>>>>

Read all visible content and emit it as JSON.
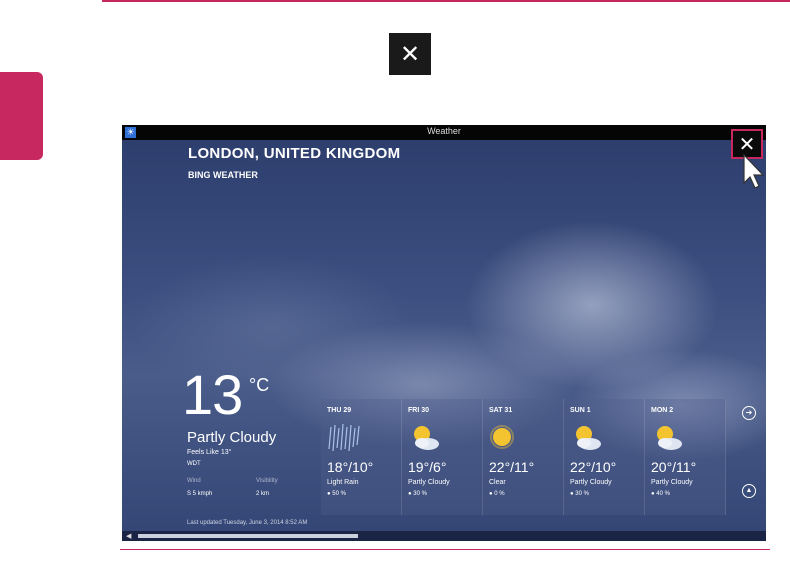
{
  "page": {
    "close_glyph": "✕"
  },
  "window": {
    "title": "Weather",
    "close_glyph": "✕",
    "app_icon_glyph": "☀"
  },
  "location": {
    "city": "LONDON, UNITED KINGDOM",
    "provider": "BING WEATHER"
  },
  "current": {
    "temperature": "13",
    "unit": "°C",
    "condition": "Partly Cloudy",
    "feels_like": "Feels Like 13°",
    "station": "WDT",
    "wind_label": "Wind",
    "wind_value": "S 5 kmph",
    "visibility_label": "Visibility",
    "visibility_value": "2 km",
    "last_updated": "Last updated Tuesday, June 3, 2014 8:52 AM"
  },
  "forecast": [
    {
      "day": "THU 29",
      "temp": "18°/10°",
      "condition": "Light Rain",
      "precip": "50 %",
      "icon": "rain-icon"
    },
    {
      "day": "FRI 30",
      "temp": "19°/6°",
      "condition": "Partly Cloudy",
      "precip": "30 %",
      "icon": "partly-cloudy-icon"
    },
    {
      "day": "SAT 31",
      "temp": "22°/11°",
      "condition": "Clear",
      "precip": "0 %",
      "icon": "sun-icon"
    },
    {
      "day": "SUN 1",
      "temp": "22°/10°",
      "condition": "Partly Cloudy",
      "precip": "30 %",
      "icon": "partly-cloudy-icon"
    },
    {
      "day": "MON 2",
      "temp": "20°/11°",
      "condition": "Partly Cloudy",
      "precip": "40 %",
      "icon": "partly-cloudy-icon"
    }
  ],
  "nav": {
    "next_glyph": "➔",
    "up_glyph": "▲",
    "scroll_left_glyph": "◀"
  },
  "colors": {
    "accent": "#c7285f",
    "window_bg": "#3c4f80"
  }
}
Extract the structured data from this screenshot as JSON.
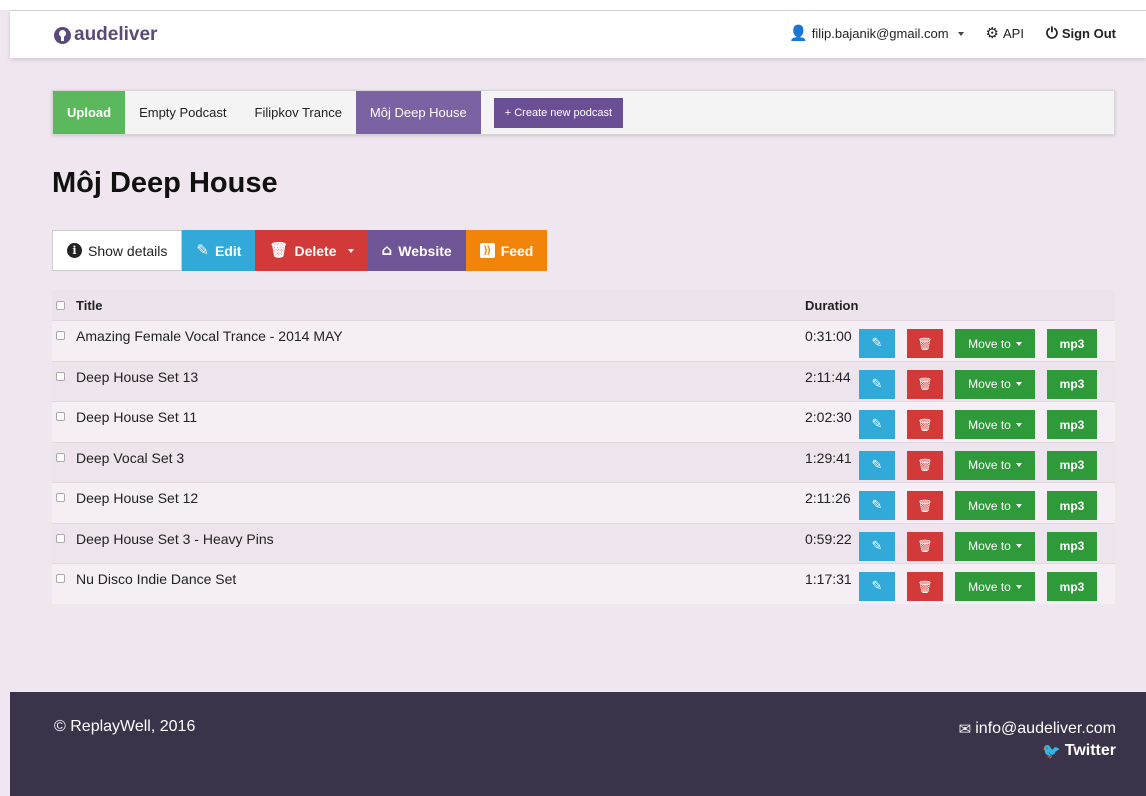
{
  "navbar": {
    "brand": "audeliver",
    "user": "filip.bajanik@gmail.com",
    "api": "API",
    "signout": "Sign Out"
  },
  "podcast_tabs": {
    "upload": "Upload",
    "tabs": [
      "Empty Podcast",
      "Filipkov Trance",
      "Môj Deep House"
    ],
    "active": "Môj Deep House",
    "create": "+ Create new podcast"
  },
  "page": {
    "title": "Môj Deep House"
  },
  "actions": {
    "details": "Show details",
    "edit": "Edit",
    "delete": "Delete",
    "website": "Website",
    "feed": "Feed"
  },
  "table": {
    "headers": {
      "title": "Title",
      "duration": "Duration"
    },
    "rows": [
      {
        "title": "Amazing Female Vocal Trance - 2014 MAY",
        "duration": "0:31:00"
      },
      {
        "title": "Deep House Set 13",
        "duration": "2:11:44"
      },
      {
        "title": "Deep House Set 11",
        "duration": "2:02:30"
      },
      {
        "title": "Deep Vocal Set 3",
        "duration": "1:29:41"
      },
      {
        "title": "Deep House Set 12",
        "duration": "2:11:26"
      },
      {
        "title": "Deep House Set 3 - Heavy Pins",
        "duration": "0:59:22"
      },
      {
        "title": "Nu Disco Indie Dance Set",
        "duration": "1:17:31"
      }
    ],
    "move_label": "Move to",
    "mp3_label": "mp3"
  },
  "footer": {
    "copyright": "© ReplayWell, 2016",
    "email": "info@audeliver.com",
    "twitter": "Twitter"
  },
  "colors": {
    "brand": "#5b4a78",
    "upload": "#5cb85c",
    "active_tab": "#7a62a3",
    "edit": "#31a9d9",
    "delete": "#d23a3a",
    "website": "#6f5596",
    "feed": "#f2840a",
    "green": "#2e9a3a",
    "footer": "#3b3349"
  },
  "icons": [
    "podcast-logo-icon",
    "user-icon",
    "gear-icon",
    "power-icon",
    "info-icon",
    "pencil-icon",
    "trash-icon",
    "home-icon",
    "rss-icon",
    "envelope-icon",
    "twitter-icon"
  ]
}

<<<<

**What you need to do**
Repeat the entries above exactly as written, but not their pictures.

**Solution to the exercise**
Read all visible content and emit it as JSON.
{
  "page": {
    "close_glyph": "✕"
  },
  "window": {
    "title": "Weather",
    "close_glyph": "✕",
    "app_icon_glyph": "☀"
  },
  "location": {
    "city": "LONDON, UNITED KINGDOM",
    "provider": "BING WEATHER"
  },
  "current": {
    "temperature": "13",
    "unit": "°C",
    "condition": "Partly Cloudy",
    "feels_like": "Feels Like 13°",
    "station": "WDT",
    "wind_label": "Wind",
    "wind_value": "S 5 kmph",
    "visibility_label": "Visibility",
    "visibility_value": "2 km",
    "last_updated": "Last updated Tuesday, June 3, 2014 8:52 AM"
  },
  "forecast": [
    {
      "day": "THU 29",
      "temp": "18°/10°",
      "condition": "Light Rain",
      "precip": "50 %",
      "icon": "rain-icon"
    },
    {
      "day": "FRI 30",
      "temp": "19°/6°",
      "condition": "Partly Cloudy",
      "precip": "30 %",
      "icon": "partly-cloudy-icon"
    },
    {
      "day": "SAT 31",
      "temp": "22°/11°",
      "condition": "Clear",
      "precip": "0 %",
      "icon": "sun-icon"
    },
    {
      "day": "SUN 1",
      "temp": "22°/10°",
      "condition": "Partly Cloudy",
      "precip": "30 %",
      "icon": "partly-cloudy-icon"
    },
    {
      "day": "MON 2",
      "temp": "20°/11°",
      "condition": "Partly Cloudy",
      "precip": "40 %",
      "icon": "partly-cloudy-icon"
    }
  ],
  "nav": {
    "next_glyph": "➔",
    "up_glyph": "▲",
    "scroll_left_glyph": "◀"
  },
  "colors": {
    "accent": "#c7285f",
    "window_bg": "#3c4f80"
  }
}
Extract the structured data from this screenshot as JSON.
{
  "navbar": {
    "brand": "audeliver",
    "user": "filip.bajanik@gmail.com",
    "api": "API",
    "signout": "Sign Out"
  },
  "podcast_tabs": {
    "upload": "Upload",
    "tabs": [
      "Empty Podcast",
      "Filipkov Trance",
      "Môj Deep House"
    ],
    "active": "Môj Deep House",
    "create": "+ Create new podcast"
  },
  "page": {
    "title": "Môj Deep House"
  },
  "actions": {
    "details": "Show details",
    "edit": "Edit",
    "delete": "Delete",
    "website": "Website",
    "feed": "Feed"
  },
  "table": {
    "headers": {
      "title": "Title",
      "duration": "Duration"
    },
    "rows": [
      {
        "title": "Amazing Female Vocal Trance - 2014 MAY",
        "duration": "0:31:00"
      },
      {
        "title": "Deep House Set 13",
        "duration": "2:11:44"
      },
      {
        "title": "Deep House Set 11",
        "duration": "2:02:30"
      },
      {
        "title": "Deep Vocal Set 3",
        "duration": "1:29:41"
      },
      {
        "title": "Deep House Set 12",
        "duration": "2:11:26"
      },
      {
        "title": "Deep House Set 3 - Heavy Pins",
        "duration": "0:59:22"
      },
      {
        "title": "Nu Disco Indie Dance Set",
        "duration": "1:17:31"
      }
    ],
    "move_label": "Move to",
    "mp3_label": "mp3"
  },
  "footer": {
    "copyright": "© ReplayWell, 2016",
    "email": "info@audeliver.com",
    "twitter": "Twitter"
  },
  "colors": {
    "brand": "#5b4a78",
    "upload": "#5cb85c",
    "active_tab": "#7a62a3",
    "edit": "#31a9d9",
    "delete": "#d23a3a",
    "website": "#6f5596",
    "feed": "#f2840a",
    "green": "#2e9a3a",
    "footer": "#3b3349"
  },
  "icons": [
    "podcast-logo-icon",
    "user-icon",
    "gear-icon",
    "power-icon",
    "info-icon",
    "pencil-icon",
    "trash-icon",
    "home-icon",
    "rss-icon",
    "envelope-icon",
    "twitter-icon"
  ]
}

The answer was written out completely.